However, now it is not just labour costs but worsening exchange rates on imports that will impact the cost and of course push up the prices you pay at the checkout together with inflationary pressure. In future as BREXIT becomes a reality new tariffs may kick in too. The inflation rate measured by the Consumer price Index (CPI) stood at 0.6 per cent in the year to August 2016. The inflation rate for clothing was negative at 1.2 per cent. Is this about to change too, as China, Bangladesh and Turkey seek higher prices for their goods and the exchange rate against world currencies falls?

Figure 1 Consumer Price Index (CPI)

figure-b-cpi-12-month-inflation-rate-for-the-last-10-years-august-2006-to-august-2016

Source: CSO, 2016

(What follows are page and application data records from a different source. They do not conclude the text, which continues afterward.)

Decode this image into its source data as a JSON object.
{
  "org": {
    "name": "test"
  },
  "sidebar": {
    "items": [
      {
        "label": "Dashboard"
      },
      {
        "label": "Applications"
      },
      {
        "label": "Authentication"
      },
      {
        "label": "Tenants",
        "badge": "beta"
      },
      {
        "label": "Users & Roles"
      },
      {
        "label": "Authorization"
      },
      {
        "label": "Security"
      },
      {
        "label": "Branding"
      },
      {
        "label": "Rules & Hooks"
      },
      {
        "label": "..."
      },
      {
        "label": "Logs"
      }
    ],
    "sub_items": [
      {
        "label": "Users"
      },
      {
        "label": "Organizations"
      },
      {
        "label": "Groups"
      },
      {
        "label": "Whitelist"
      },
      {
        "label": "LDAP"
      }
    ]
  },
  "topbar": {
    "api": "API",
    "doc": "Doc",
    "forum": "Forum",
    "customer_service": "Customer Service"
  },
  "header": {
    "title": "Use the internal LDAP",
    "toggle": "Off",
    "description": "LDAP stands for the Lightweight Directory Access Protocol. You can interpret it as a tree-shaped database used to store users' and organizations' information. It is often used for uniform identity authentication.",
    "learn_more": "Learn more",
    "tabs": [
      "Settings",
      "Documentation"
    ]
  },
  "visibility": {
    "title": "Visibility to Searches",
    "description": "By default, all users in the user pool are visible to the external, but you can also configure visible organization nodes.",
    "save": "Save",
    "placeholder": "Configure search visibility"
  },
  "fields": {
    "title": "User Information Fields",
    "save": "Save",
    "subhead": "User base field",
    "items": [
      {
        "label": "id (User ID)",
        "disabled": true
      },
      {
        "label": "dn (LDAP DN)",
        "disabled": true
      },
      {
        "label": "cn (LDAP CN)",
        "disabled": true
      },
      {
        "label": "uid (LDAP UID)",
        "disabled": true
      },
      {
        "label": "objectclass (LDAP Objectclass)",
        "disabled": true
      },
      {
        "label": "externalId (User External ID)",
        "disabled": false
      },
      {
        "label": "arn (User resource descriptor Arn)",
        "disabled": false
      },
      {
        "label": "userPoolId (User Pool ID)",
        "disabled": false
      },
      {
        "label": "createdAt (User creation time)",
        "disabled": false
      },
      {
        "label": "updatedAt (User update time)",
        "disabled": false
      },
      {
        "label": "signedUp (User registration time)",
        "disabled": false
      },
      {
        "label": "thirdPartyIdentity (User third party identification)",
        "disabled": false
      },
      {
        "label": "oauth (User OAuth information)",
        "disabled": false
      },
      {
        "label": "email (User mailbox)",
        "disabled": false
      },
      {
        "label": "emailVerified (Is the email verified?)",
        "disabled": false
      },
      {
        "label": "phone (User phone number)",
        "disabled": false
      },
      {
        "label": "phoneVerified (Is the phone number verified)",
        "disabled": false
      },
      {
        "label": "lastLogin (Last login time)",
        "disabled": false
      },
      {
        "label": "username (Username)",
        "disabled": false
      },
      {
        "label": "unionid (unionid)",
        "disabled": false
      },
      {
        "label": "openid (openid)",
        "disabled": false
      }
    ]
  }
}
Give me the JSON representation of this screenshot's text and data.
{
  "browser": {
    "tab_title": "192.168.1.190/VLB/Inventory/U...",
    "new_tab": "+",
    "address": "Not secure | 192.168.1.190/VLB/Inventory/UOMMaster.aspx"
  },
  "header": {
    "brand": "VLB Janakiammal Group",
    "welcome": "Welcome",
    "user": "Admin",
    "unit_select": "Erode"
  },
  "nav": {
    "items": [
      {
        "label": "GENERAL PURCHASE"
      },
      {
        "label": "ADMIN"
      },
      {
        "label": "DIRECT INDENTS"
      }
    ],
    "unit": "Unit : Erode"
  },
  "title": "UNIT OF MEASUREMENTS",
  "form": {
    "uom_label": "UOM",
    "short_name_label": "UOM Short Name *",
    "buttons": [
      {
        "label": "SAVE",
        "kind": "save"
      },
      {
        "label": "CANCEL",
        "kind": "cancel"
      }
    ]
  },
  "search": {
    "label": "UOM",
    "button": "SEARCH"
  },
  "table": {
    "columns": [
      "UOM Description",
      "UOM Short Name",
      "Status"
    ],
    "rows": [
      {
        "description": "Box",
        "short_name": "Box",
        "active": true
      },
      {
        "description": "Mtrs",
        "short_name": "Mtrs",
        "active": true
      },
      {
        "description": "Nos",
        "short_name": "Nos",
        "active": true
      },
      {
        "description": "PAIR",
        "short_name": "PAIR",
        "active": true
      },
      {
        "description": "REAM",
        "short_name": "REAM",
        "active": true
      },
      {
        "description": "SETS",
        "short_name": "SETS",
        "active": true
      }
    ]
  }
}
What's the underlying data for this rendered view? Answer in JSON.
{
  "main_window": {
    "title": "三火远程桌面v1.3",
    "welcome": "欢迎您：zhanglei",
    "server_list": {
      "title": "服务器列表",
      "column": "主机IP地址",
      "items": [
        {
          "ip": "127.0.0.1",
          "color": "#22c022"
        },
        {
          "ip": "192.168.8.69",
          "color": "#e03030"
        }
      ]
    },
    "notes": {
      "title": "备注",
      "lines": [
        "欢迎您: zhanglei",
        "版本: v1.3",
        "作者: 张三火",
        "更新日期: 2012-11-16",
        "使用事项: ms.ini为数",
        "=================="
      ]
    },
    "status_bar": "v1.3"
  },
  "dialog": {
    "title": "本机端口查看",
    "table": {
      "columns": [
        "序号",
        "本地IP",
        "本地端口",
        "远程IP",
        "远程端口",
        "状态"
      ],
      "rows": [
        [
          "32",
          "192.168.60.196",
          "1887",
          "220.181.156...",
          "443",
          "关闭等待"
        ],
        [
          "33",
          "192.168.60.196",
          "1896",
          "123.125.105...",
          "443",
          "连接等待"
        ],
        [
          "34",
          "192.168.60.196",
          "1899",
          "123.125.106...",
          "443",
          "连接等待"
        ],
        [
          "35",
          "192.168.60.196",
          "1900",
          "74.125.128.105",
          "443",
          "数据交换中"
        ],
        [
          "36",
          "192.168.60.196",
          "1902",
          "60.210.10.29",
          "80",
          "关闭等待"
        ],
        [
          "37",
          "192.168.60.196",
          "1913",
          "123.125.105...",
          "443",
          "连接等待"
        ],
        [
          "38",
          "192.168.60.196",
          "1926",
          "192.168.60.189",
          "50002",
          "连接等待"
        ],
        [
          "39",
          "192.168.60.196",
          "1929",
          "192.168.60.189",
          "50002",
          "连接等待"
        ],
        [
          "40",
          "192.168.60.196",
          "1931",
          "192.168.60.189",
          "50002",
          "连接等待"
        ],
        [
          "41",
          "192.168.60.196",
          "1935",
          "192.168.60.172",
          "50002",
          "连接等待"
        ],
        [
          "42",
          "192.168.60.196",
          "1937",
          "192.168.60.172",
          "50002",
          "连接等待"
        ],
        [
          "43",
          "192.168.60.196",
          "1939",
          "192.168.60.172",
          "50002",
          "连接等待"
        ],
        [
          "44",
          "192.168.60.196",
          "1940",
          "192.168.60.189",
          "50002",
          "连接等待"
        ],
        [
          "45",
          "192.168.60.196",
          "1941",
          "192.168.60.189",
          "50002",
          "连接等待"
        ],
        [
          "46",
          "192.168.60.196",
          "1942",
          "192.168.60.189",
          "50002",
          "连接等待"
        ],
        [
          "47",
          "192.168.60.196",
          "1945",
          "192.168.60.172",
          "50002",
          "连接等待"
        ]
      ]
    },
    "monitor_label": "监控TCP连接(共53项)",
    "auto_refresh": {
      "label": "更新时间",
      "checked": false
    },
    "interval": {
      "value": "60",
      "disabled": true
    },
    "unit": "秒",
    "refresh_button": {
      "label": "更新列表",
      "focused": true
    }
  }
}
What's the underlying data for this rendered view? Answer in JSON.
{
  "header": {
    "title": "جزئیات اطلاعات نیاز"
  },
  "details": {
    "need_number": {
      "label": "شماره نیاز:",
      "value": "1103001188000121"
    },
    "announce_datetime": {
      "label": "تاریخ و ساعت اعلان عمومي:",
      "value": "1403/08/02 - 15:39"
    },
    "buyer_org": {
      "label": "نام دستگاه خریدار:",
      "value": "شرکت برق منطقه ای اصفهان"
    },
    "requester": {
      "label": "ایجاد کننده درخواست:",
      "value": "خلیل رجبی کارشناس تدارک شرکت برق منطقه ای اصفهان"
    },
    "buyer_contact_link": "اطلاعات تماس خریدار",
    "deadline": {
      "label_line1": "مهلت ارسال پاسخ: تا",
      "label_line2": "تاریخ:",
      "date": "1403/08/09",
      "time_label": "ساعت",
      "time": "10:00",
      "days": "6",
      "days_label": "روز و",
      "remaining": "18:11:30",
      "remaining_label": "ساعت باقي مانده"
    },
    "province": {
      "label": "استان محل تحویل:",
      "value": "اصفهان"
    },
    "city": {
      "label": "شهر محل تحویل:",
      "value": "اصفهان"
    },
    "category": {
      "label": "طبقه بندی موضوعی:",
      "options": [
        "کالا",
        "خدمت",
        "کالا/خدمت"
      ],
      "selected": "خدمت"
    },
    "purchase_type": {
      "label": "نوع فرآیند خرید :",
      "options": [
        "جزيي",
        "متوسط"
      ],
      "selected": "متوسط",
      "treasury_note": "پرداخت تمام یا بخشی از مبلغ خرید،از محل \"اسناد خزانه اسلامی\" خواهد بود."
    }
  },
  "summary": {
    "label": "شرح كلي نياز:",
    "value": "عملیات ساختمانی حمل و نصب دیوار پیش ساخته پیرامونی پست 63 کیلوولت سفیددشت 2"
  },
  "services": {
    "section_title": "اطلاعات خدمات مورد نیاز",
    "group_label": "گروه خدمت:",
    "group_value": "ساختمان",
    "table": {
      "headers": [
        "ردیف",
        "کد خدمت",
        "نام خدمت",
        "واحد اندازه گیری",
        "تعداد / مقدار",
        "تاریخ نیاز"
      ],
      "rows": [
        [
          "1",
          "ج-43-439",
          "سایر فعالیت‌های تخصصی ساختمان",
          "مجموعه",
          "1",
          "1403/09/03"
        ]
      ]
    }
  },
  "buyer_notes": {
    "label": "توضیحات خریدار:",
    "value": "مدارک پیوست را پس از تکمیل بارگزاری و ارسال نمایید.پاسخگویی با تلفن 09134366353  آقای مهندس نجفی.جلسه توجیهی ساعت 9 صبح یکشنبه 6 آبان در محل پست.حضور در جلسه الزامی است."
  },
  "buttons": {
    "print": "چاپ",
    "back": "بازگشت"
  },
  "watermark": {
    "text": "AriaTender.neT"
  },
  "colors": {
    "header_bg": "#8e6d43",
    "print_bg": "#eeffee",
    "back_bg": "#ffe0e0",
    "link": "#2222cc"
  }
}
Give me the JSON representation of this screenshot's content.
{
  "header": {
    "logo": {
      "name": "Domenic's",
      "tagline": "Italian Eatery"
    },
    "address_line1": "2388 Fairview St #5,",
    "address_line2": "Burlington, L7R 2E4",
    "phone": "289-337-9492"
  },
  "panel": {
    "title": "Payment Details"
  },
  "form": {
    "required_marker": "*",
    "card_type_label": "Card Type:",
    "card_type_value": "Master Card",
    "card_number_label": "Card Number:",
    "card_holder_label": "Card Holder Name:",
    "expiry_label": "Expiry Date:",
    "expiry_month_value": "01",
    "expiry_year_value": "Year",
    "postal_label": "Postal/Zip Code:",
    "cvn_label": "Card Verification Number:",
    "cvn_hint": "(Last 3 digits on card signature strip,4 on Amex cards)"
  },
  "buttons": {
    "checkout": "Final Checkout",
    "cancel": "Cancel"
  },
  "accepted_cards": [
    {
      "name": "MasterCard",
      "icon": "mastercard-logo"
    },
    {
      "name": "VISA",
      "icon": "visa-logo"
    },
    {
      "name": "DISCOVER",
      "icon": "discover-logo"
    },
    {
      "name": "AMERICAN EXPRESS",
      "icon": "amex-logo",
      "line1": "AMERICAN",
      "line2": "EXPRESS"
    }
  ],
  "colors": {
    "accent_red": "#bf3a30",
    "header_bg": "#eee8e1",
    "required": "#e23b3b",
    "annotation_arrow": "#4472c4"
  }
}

As for the GB Pound against the Chinese Yuan that has fallen to 8.21 from a high of 10 just over a year ago. The Bangladesh Taka has fallen from 120 to the pound to 95.5 in the year to September 2016. The Turkish Lira has also fallen from a high of 4.70 in September 2015 to 3.78 in September 2016. These shifts alone will push up UK cost of clothing from these supplier countries.